When Joy (Jennifer Lawrence) was a little girl, her head was full of dreams about what she would do with her life, she wanted to create things and make the world a better place, and her grandmother Mimi (Diane Ladd) would encourage her to seize any and every opportunity that came her way to make those dreams a reality. However, once she had grown up she found life was none too accommodating for a young, working class mother who had a house packed with her family, including her father Rudy (Robert De Niro) and ex-husband Tony (Edgar Ramirez), all of whom relied on her. In fact, she was beginning to buckle under the strain, and those dreams never seemed so far away as they did now...
This film started life as a simple enough script for a biopic of Italian-American shopping magnate Joy Mangano, but it was felt the material lacked that special something to make it sing, so director David O. Russell was brought on board for a rewrite. This turned into a complete overhaul as he fictionalised the tale to create what was effectively a twenty-first century variation on the sort of women's pictures that routinely appeared in the middle of the previous century, though now had dried up dramatically to the extent that there did not appear to be a market for them anymore. In spite of him casting Jennifer Lawrence when he took the helm, the closest thing to a Lana Turner, Bette Davis or Joan Crawford Hollywood had at the time, it seemed that market was indeed gone.
The pity of it was that after the snooty reviews from professionals and public alike that Joy simply rearranged some very clichéd furniture of the sort that movies had supposed to have outgrown, when many viewers did give it a chance, some of them reluctantly thanks to the reputation this had received, they discovered an impeccably performed, very pleasant surprise. This was not an unironic take on the American Dream, though that's what it was superficially, it was more a demonstration of just how difficult that state of success was to attain when there were so many factors against you, particularly if you were a woman. In Lawrence, we had someone who embodied the can-do attitude that her character had to channel if she was to overcome all sorts of setbacks and people telling her, "You can’t do that!"
That was because she could do that, she just had to believe in herself, follow her ambition... already this is sounding very corny indeed, isn’t it? But the manner in which it played out was something different, indicating it's often a miracle if an individual rises from nowhere to make anything of themselves at all, as seen from Joy's beginnings that weigh her down so much that on first sight you may be forgiven for thinking this was a withering look at the underclass of the United States. Joy may have a job, but she is using it to support her relatives who aside from her little son and daughter are deadbeats to a man and woman, and while there is amusement to be had from their can-don't attitude, there was a serious point to be made about the kind of society that keeps its citizens down by giving them unrealistic goals.

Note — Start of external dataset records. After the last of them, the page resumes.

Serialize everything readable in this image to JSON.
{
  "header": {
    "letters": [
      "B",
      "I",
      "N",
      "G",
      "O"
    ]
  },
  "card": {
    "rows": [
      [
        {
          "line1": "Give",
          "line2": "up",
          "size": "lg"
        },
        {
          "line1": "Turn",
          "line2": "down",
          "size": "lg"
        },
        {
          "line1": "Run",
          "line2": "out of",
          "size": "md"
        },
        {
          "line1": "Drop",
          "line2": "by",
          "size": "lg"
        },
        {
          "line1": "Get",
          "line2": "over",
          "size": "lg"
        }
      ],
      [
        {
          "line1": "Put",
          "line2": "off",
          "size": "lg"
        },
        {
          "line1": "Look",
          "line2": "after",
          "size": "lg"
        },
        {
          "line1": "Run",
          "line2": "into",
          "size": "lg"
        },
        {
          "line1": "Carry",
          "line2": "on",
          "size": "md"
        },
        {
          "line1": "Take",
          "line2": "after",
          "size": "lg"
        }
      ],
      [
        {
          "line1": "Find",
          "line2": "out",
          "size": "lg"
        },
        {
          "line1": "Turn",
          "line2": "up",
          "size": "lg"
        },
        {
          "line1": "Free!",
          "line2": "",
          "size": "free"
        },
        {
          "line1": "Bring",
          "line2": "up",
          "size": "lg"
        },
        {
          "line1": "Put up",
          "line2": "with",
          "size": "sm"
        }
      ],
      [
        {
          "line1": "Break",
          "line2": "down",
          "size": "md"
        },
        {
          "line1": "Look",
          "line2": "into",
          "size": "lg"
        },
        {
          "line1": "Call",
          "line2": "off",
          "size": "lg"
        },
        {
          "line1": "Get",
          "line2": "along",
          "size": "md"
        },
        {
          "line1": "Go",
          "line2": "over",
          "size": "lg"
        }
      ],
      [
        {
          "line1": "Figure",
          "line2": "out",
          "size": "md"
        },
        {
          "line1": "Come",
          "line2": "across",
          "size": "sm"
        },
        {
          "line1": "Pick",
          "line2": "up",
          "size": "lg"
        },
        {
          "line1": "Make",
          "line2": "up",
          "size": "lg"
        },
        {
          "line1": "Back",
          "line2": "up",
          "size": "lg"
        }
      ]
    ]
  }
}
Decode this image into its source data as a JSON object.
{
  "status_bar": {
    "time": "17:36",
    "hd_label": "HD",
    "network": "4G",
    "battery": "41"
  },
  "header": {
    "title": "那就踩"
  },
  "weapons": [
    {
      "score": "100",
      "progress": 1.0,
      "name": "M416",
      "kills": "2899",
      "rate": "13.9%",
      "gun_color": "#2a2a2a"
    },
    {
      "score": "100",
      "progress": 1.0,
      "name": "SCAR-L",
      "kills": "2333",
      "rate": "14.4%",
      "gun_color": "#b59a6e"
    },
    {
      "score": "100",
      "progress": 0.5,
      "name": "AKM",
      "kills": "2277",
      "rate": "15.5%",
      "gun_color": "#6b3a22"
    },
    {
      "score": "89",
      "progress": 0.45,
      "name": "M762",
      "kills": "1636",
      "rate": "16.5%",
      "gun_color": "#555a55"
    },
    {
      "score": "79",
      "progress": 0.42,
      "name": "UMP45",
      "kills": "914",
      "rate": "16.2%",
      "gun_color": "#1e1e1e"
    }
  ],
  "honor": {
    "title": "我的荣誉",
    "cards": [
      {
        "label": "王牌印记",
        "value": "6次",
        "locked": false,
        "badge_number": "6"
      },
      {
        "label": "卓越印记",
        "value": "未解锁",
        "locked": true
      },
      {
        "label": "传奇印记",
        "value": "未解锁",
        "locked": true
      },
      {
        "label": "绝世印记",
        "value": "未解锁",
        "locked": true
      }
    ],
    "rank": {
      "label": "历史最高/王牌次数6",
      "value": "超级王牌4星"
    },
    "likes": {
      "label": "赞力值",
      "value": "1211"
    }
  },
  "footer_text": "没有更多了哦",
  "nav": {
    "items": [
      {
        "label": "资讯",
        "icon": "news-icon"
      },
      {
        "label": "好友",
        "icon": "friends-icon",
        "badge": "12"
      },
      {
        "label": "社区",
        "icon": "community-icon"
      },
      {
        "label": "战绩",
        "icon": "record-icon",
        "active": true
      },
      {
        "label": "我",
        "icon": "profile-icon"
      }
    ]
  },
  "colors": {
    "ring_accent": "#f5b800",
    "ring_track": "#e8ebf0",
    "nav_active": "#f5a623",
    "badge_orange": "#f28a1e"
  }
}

Tony, for example, fails to hold down a job because he has convinced himself that he will be a great singer, the next Tom Jones, which we can see is highly unlikely but he cannot. Rudy believes in the institution of marriage, unless he is actually married when it becomes something very difficult to sustain, and Joy's mother Terry (Virginia Madsen) is so defeated by life that she spends her days in bed watching soap operas she is more invested in that what's going on around her in reality. So what makes them different from Joy, whose dream is to manufacture and sell a self-wringing mop? Maybe she wanted it more, maybe the stars were in alignment, but mostly it's because she refuses to be beaten down simply because that just isn't fair, and she is not going to accept that no matter how unfair the world is; essentially she bends the rules in her favour, as if it were her superpower. Not to say there would be no heartache along the journey, but if there was a moral it was an old one: if you want something done right, do it yourself, so when Bradley Cooper in an admirably self-confident performance waves his magic wand and gets Joy on his shopping channel, she finds people want a bit of her ingenuity. Maybe old-fashioned, but there was wisdom in that. Music by David Campbell and West Dylan Thordson.